“We Are on Our Own, and We Like It This Way”

Work thumb

Views: 206

  • Title: “We Are on Our Own, and We Like It This Way”: The Untold Story of EFL Part-Time Lecturers in a Thai Higher Education Institution
  • Author(s): Preechaya Mongkolhutthi
  • Publisher: Common Ground Research Networks
  • Collection: Common Ground Research Networks
  • Series: The Learner
  • Journal Title: The International Journal of Educational Organization and Leadership
  • Keywords: Part-Time Faculty, Academic Minority, Teacher Professional Development, EFL Teacher
  • Volume: 25
  • Issue: 2
  • Year: 2018
  • ISSN: 2329-1656 (Print)
  • ISSN: 2329-1591 (Online)
  • DOI: https://doi.org/10.18848/2329-1656/CGP/v25i02/9-28
  • Citation: Mongkolhutthi, Preechaya . 2018. "“We Are on Our Own, and We Like It This Way”: The Untold Story of EFL Part-Time Lecturers in a Thai Higher Education Institution." The International Journal of Educational Organization and Leadership 25 (2): 9-28. doi:10.18848/2329-1656/CGP/v25i02/9-28.
  • Extent: 20 pages

Abstract

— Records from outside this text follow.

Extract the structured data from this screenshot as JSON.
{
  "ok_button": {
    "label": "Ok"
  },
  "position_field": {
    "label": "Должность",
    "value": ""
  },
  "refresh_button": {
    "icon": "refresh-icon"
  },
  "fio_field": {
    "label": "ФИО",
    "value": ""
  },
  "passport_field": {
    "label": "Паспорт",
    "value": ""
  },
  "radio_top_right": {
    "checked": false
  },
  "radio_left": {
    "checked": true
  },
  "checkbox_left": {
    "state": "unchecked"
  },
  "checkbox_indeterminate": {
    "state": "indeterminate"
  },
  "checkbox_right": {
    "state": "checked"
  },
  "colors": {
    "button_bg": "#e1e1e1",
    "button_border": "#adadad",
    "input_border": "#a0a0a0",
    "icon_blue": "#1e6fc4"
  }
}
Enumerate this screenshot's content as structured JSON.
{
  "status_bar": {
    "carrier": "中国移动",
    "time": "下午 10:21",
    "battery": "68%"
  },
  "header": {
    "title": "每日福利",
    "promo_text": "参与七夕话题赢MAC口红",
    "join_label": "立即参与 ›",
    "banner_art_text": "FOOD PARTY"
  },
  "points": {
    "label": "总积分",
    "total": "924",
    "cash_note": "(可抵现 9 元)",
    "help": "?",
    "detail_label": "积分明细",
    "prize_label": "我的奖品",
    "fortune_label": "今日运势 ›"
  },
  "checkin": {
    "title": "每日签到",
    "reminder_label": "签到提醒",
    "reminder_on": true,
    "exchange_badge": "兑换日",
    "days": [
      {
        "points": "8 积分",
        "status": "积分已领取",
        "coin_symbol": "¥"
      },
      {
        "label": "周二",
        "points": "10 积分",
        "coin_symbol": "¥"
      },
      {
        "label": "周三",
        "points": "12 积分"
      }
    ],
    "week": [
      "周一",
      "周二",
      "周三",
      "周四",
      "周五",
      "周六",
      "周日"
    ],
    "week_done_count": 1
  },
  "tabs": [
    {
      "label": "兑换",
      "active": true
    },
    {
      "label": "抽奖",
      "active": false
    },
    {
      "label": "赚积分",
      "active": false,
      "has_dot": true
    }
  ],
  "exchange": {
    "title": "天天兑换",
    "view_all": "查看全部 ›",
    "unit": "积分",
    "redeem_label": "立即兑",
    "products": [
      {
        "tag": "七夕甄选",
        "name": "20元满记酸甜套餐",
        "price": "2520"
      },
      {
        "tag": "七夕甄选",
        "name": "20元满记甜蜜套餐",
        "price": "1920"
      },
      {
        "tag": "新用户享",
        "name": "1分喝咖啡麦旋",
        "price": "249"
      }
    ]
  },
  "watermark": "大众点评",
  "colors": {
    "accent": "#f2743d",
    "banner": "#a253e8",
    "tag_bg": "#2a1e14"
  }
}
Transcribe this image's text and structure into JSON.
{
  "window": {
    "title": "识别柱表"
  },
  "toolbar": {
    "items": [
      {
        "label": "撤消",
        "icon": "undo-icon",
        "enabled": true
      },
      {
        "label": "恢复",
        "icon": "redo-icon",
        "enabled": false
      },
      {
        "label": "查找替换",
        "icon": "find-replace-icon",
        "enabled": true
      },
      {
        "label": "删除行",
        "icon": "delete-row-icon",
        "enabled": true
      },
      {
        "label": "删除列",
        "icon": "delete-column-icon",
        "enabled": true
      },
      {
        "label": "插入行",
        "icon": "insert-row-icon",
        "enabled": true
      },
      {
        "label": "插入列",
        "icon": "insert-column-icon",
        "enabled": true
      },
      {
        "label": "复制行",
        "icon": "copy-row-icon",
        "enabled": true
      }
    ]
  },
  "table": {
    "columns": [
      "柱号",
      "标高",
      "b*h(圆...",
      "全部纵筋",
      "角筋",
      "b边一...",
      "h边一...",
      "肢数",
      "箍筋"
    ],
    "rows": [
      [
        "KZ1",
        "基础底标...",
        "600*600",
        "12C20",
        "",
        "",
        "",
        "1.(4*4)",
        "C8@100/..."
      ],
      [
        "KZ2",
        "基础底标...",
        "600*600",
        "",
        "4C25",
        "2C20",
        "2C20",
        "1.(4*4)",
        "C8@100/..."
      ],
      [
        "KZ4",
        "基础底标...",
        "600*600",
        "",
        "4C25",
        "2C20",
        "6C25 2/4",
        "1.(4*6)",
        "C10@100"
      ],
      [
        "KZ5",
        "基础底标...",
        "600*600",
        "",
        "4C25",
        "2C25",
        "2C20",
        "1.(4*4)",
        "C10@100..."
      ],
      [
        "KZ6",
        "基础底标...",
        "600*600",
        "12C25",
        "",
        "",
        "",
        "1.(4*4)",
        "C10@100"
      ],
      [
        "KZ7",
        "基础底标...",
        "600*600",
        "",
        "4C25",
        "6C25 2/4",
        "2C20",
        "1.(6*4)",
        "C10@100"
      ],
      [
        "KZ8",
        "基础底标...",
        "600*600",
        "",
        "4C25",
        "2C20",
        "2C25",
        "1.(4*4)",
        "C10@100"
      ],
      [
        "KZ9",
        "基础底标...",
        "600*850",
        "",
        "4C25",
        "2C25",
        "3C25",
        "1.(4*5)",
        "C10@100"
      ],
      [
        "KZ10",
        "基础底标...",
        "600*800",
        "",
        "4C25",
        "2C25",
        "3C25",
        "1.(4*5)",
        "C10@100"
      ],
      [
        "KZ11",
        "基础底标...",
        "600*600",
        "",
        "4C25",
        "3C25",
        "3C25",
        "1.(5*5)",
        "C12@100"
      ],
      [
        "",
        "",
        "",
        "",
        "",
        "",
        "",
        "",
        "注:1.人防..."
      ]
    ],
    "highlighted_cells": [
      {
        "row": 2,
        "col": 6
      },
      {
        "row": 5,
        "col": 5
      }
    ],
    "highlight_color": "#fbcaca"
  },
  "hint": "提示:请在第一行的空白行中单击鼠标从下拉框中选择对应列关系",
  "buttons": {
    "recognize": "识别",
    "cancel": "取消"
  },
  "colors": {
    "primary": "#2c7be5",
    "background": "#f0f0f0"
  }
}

The proportion of teaching faculty in higher education has shifted globally in the last couple of decades—from mostly full-time faculty as the dominant members in the teaching context to part-time faculty. This substantial shift toward part-time teaching faculty has been found to be contrary to institutions’ policy considerations. This mixed-method case study accordingly examines a group of part-time English as a Foreign Language (EFL) lecturers’ perceptions regarding the support that they have received from their workplace; additionally, the administrators’ perceptions of the policies and practices targeting part-time lecturers are also explored. The findings point to opportunities for the workplace to leverage part-time lecturers’ work conditions through providing and supporting professional development opportunities in terms of learning and teaching (e.g., funding models and resource allocation); systematizing recruitment procedures; articulating expectations concerning lecturers’ rights, responsibilities, and entitlements; recognizing and rewarding good practices; and involving these lecturers in decision-making processes. The findings also reveal that it is not only administrators that have excluded part-time lecturers from the academic community and from policy considerations—the lecturers have at the same time marginalised themselves. This paper, then, also encourages further study on the complex phenomena regarding the part-time lecturer employment conditions and factors that catalyse part-time lecturers’ marginalisation.